● DESCRIPTION OF THE TASK
Only the pictures are dropped; the lines of the material that follow are returned exactly.

● RECORDS FOR THE EXERCISE
==============================

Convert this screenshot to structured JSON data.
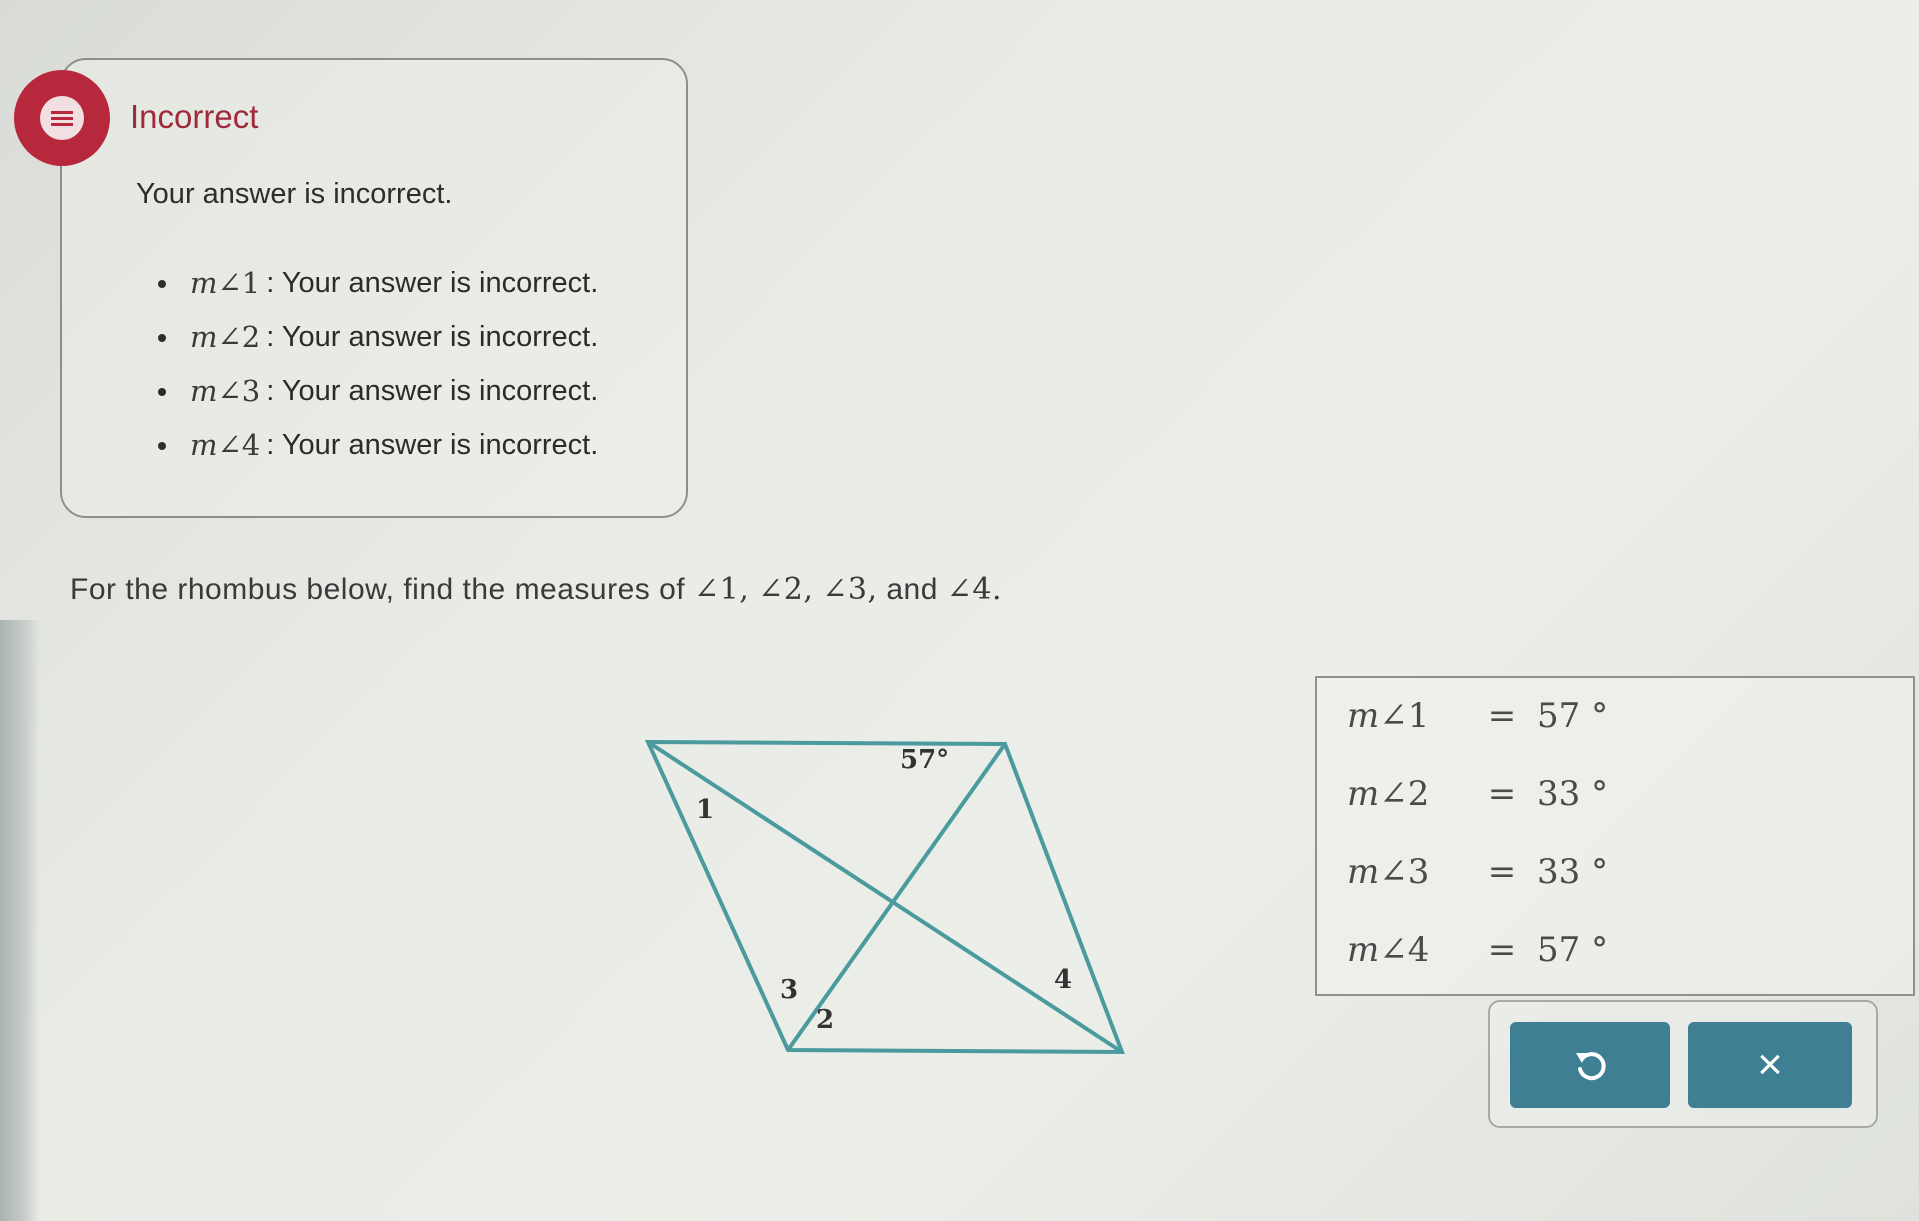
{
  "feedback": {
    "title": "Incorrect",
    "subtitle": "Your answer is incorrect.",
    "items": [
      {
        "m": "m",
        "angle": "∠1",
        "text": ": Your answer is incorrect."
      },
      {
        "m": "m",
        "angle": "∠2",
        "text": ": Your answer is incorrect."
      },
      {
        "m": "m",
        "angle": "∠3",
        "text": ": Your answer is incorrect."
      },
      {
        "m": "m",
        "angle": "∠4",
        "text": ": Your answer is incorrect."
      }
    ]
  },
  "question": {
    "prefix": "For the rhombus below, find the measures of",
    "a1": "∠1,",
    "a2": "∠2,",
    "a3": "∠3,",
    "and": "and",
    "a4": "∠4."
  },
  "figure": {
    "given_angle": "57°",
    "labels": [
      "1",
      "2",
      "3",
      "4"
    ]
  },
  "answers": [
    {
      "label_m": "m",
      "label_angle": "∠1",
      "eq": "=",
      "value": "57 °"
    },
    {
      "label_m": "m",
      "label_angle": "∠2",
      "eq": "=",
      "value": "33 °"
    },
    {
      "label_m": "m",
      "label_angle": "∠3",
      "eq": "=",
      "value": "33 °"
    },
    {
      "label_m": "m",
      "label_angle": "∠4",
      "eq": "=",
      "value": "57 °"
    }
  ],
  "buttons": {
    "undo_icon": "undo-icon",
    "clear_icon": "close-icon",
    "clear_symbol": "×",
    "color": "#3f7f93"
  },
  "colors": {
    "incorrect": "#b8283c",
    "title": "#9e2a3a"
  }
}
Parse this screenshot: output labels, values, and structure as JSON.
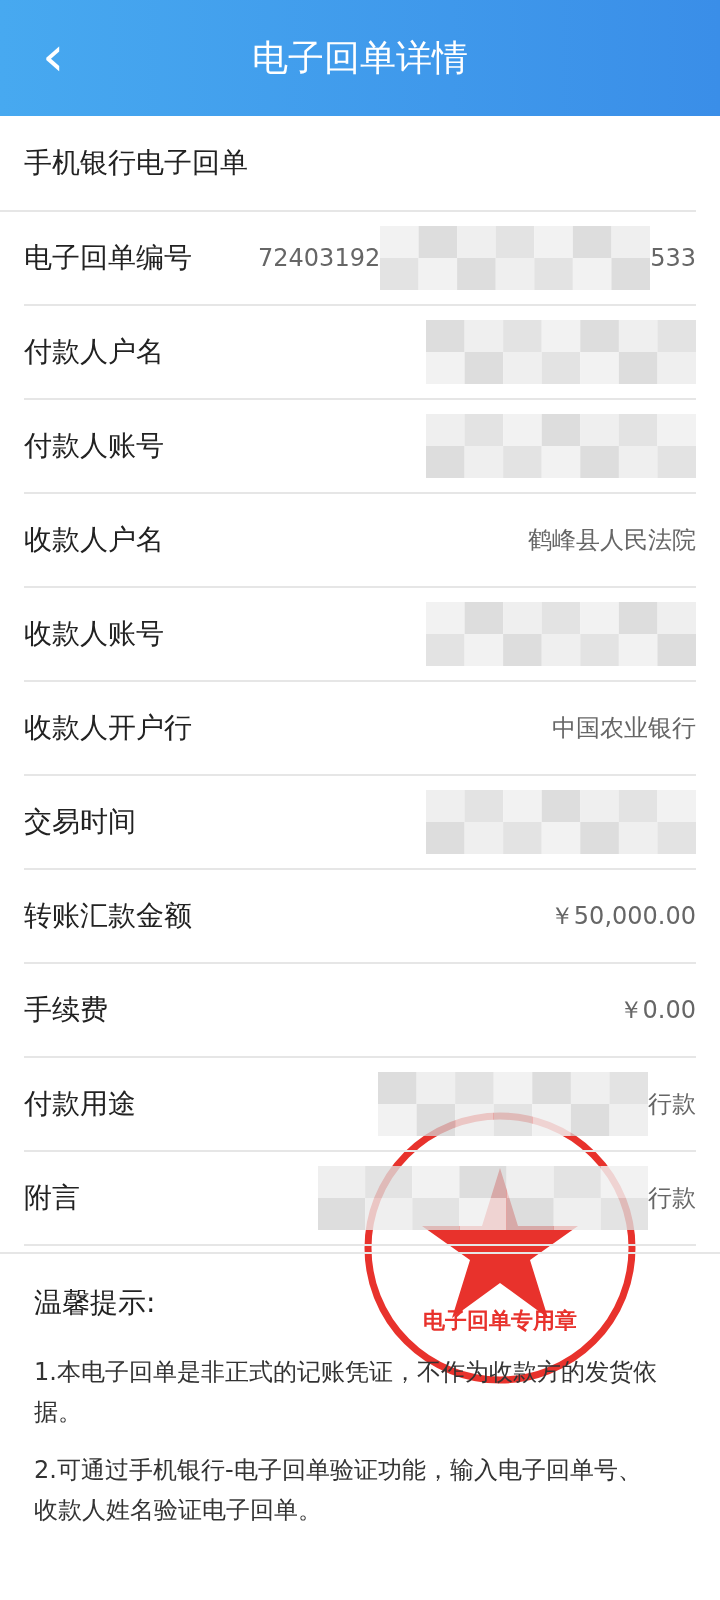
{
  "header": {
    "back_icon": "‹",
    "title": "电子回单详情"
  },
  "section_title": "手机银行电子回单",
  "rows": [
    {
      "label": "电子回单编号",
      "parts": [
        {
          "kind": "text",
          "text": "72403192"
        },
        {
          "kind": "redacted"
        },
        {
          "kind": "text",
          "text": "533"
        }
      ]
    },
    {
      "label": "付款人户名",
      "parts": [
        {
          "kind": "redacted"
        }
      ]
    },
    {
      "label": "付款人账号",
      "parts": [
        {
          "kind": "redacted"
        }
      ]
    },
    {
      "label": "收款人户名",
      "parts": [
        {
          "kind": "text",
          "text": "鹤峰县人民法院"
        }
      ]
    },
    {
      "label": "收款人账号",
      "parts": [
        {
          "kind": "redacted"
        }
      ]
    },
    {
      "label": "收款人开户行",
      "parts": [
        {
          "kind": "text",
          "text": "中国农业银行"
        }
      ]
    },
    {
      "label": "交易时间",
      "parts": [
        {
          "kind": "redacted"
        }
      ]
    },
    {
      "label": "转账汇款金额",
      "parts": [
        {
          "kind": "text",
          "text": "￥50,000.00"
        }
      ]
    },
    {
      "label": "手续费",
      "parts": [
        {
          "kind": "text",
          "text": "￥0.00"
        }
      ]
    },
    {
      "label": "付款用途",
      "parts": [
        {
          "kind": "redacted"
        },
        {
          "kind": "text",
          "text": "行款"
        }
      ]
    },
    {
      "label": "附言",
      "parts": [
        {
          "kind": "redacted"
        },
        {
          "kind": "text",
          "text": "行款"
        }
      ]
    }
  ],
  "stamp": {
    "text": "电子回单专用章"
  },
  "tips": {
    "title": "温馨提示:",
    "items": [
      "1.本电子回单是非正式的记账凭证，不作为收款方的发货依据。",
      "2.可通过手机银行-电子回单验证功能，输入电子回单号、收款人姓名验证电子回单。"
    ]
  }
}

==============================

● RESPONSE AREA
Convert this screenshot to structured JSON data.
{
  "feedback": {
    "title": "Incorrect",
    "subtitle": "Your answer is incorrect.",
    "items": [
      {
        "m": "m",
        "angle": "∠1",
        "text": ": Your answer is incorrect."
      },
      {
        "m": "m",
        "angle": "∠2",
        "text": ": Your answer is incorrect."
      },
      {
        "m": "m",
        "angle": "∠3",
        "text": ": Your answer is incorrect."
      },
      {
        "m": "m",
        "angle": "∠4",
        "text": ": Your answer is incorrect."
      }
    ]
  },
  "question": {
    "prefix": "For the rhombus below, find the measures of",
    "a1": "∠1,",
    "a2": "∠2,",
    "a3": "∠3,",
    "and": "and",
    "a4": "∠4."
  },
  "figure": {
    "given_angle": "57°",
    "labels": [
      "1",
      "2",
      "3",
      "4"
    ]
  },
  "answers": [
    {
      "label_m": "m",
      "label_angle": "∠1",
      "eq": "=",
      "value": "57 °"
    },
    {
      "label_m": "m",
      "label_angle": "∠2",
      "eq": "=",
      "value": "33 °"
    },
    {
      "label_m": "m",
      "label_angle": "∠3",
      "eq": "=",
      "value": "33 °"
    },
    {
      "label_m": "m",
      "label_angle": "∠4",
      "eq": "=",
      "value": "57 °"
    }
  ],
  "buttons": {
    "undo_icon": "undo-icon",
    "clear_icon": "close-icon",
    "clear_symbol": "×",
    "color": "#3f7f93"
  },
  "colors": {
    "incorrect": "#b8283c",
    "title": "#9e2a3a"
  }
}
Parse this screenshot: output labels, values, and structure as JSON.
{
  "header": {
    "back_icon": "‹",
    "title": "电子回单详情"
  },
  "section_title": "手机银行电子回单",
  "rows": [
    {
      "label": "电子回单编号",
      "parts": [
        {
          "kind": "text",
          "text": "72403192"
        },
        {
          "kind": "redacted"
        },
        {
          "kind": "text",
          "text": "533"
        }
      ]
    },
    {
      "label": "付款人户名",
      "parts": [
        {
          "kind": "redacted"
        }
      ]
    },
    {
      "label": "付款人账号",
      "parts": [
        {
          "kind": "redacted"
        }
      ]
    },
    {
      "label": "收款人户名",
      "parts": [
        {
          "kind": "text",
          "text": "鹤峰县人民法院"
        }
      ]
    },
    {
      "label": "收款人账号",
      "parts": [
        {
          "kind": "redacted"
        }
      ]
    },
    {
      "label": "收款人开户行",
      "parts": [
        {
          "kind": "text",
          "text": "中国农业银行"
        }
      ]
    },
    {
      "label": "交易时间",
      "parts": [
        {
          "kind": "redacted"
        }
      ]
    },
    {
      "label": "转账汇款金额",
      "parts": [
        {
          "kind": "text",
          "text": "￥50,000.00"
        }
      ]
    },
    {
      "label": "手续费",
      "parts": [
        {
          "kind": "text",
          "text": "￥0.00"
        }
      ]
    },
    {
      "label": "付款用途",
      "parts": [
        {
          "kind": "redacted"
        },
        {
          "kind": "text",
          "text": "行款"
        }
      ]
    },
    {
      "label": "附言",
      "parts": [
        {
          "kind": "redacted"
        },
        {
          "kind": "text",
          "text": "行款"
        }
      ]
    }
  ],
  "stamp": {
    "text": "电子回单专用章"
  },
  "tips": {
    "title": "温馨提示:",
    "items": [
      "1.本电子回单是非正式的记账凭证，不作为收款方的发货依据。",
      "2.可通过手机银行-电子回单验证功能，输入电子回单号、收款人姓名验证电子回单。"
    ]
  }
}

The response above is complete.